For many, it’s a time of reflecting on the past year and thinking of all the ways we’d do things differently if we could. It’s also a time of looking back at some of the big stories, trends, and music releases of the year, and organizing them into lists, because that’s what this season is really all about: making lists.
I once decided to list some of the year’s most uninteresting stories about bluegrass music, and it was so popular (it generated two comments and 18 Facebook shares), that I’ve been feeling the pressure to make it an annual topic.
As I explained at the time, stories that are uninteresting, predictable, and just plain dull, serve to make us feel that our own lives and careers are just a little more exciting than we thought they were. It also makes all other stories in Bluegrass Today seem a lot more captivating than they otherwise might have.
Here then are bluegrass music’s most boring stories of 2013, neatly organized into specific, yawn-inspiring categories:
The Obscure Band Personnel Change
This is the category in which we learn about musicians we’ve never heard of leaving or joining bands we’ve also never heard of. It’s kind of the equivalent of those international news stories about political events in countries we didn’t know existed, e.g. “Viktor Kzrzkczec has been named the new prime minister of Milnavechnya, as his party, the center-left Democratic Social Union (DSU) won a slim majority over the former ruling center-right Social Democratic Coalition (SDC), with inroads being made by the anti-immigrant, pro-animal rights party the Union Coalition Party (UPC)”:
JOHNNY MASTERSON TO CREEPING RIDGE

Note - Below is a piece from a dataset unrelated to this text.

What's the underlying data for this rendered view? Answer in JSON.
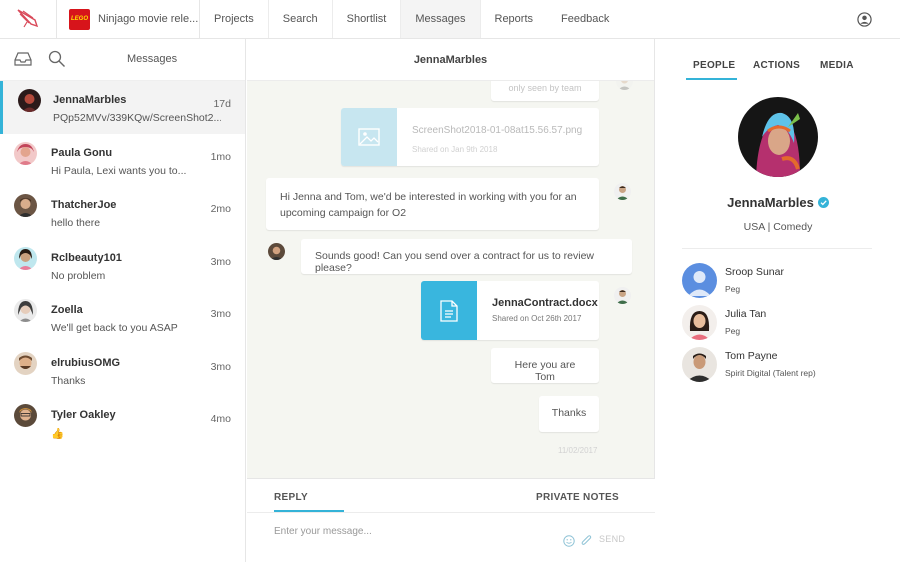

After seven years as lead singer and front man of Tired Wind, singer-songwriter and guitarist, Johnny Masterson has decided to join forces with mandolinist Lundy Medford in the well-established quintet, Creeping Ridge. Medford said that the addition of Masterson will be a real “shot in the arm” for Creeping Ridge, adding that the group is excited about featuring some of Masterson’s originals, like the mournful Lonesome Cloud, which recently hit #68 on Bluegrass Today’s weekly chart. There’s no word yet on a replacement for Masterson in Tired Wind.
The Musical Non-event
This category is a must for any list of boring stories:
LOCAL BAND PERFORMS “I’M A MAN OF CONSTANT SORROW” ON EVERY SHOW
River Creek Run, a regional bluegrass band based in northern California, has performed the popular song I’m a Man of Constant Sorrow during every performance for 46 straight weeks at their regular engagement at Sid’s Pizza. “People just seem to like that song,” said longtime band leader Charlie Hoffman. “Ever since that movie ‘Oh Brother Where Am I?’ —you know the one I mean — we’ve gotten requests for it every time we play. We like doing what the people want to hear, so we worked it up, and we’ve been doing it ever since. We do it in F just like Clooney did.” Other requests that River Creek Run performs on a regular basis include Fox on the Run, Wagon Wheel, and Katy Perry’s Roar (“we kind of double-time that one,” added Hoffman.)
The Uninteresting Human Interest Story
ILLINOIS WOMAN HAS DOG THAT WILL ONLY LISTEN TO THE DILLARDS
Quad Cities resident, Yolanda Wentworth, has a West Highland Terrier that is a big fan of the popular bluegrass band, The Dillards. “She just sits there quietly with her head slightly cocked and concentrates real hard on the music. Her favorite is Hey Boys. Sometimes she’ll even howl a little to that one. She has very good pitch.” The 37 year-old bluegrass fan adds that her beloved dog “Sadie” doesn’t care about any other bluegrass artists: “I’ll play Bill Monroe, Doyle Lawson, Rhonda Vincent, you name it, and she just ignores it,” explains Wentworth. “It’s The Dillards or nothing for my Sadie.”
And, finally, The Study Telling Us What We Already Know
COST STILL A FACTOR IN PURCHASING VINTAGE INSTRUMENTS
A survey of 40 professional bluegrass musicians reveals that more would own vintage Martin and Gibson instruments if they could afford them. “I’d love to own one of those pre-war D-28s,” said a guitarist who asked not to be identified, “I just can’t swing the price. The way things are going I’m not sure I ever will.” The survey also revealed that many secretly hope to find one at a yard sale where one of these treasures is being sold by someone who “doesn’t know what they have.” 30% of those surveyed hoped to “marry someone who’s really loaded,” as an alternate plan to acquire one of these instruments.
If I’d had time and space, I would have included the story about the world’s smallest banjo-shaped quilt. Maybe some other time; I feel a nap coming on.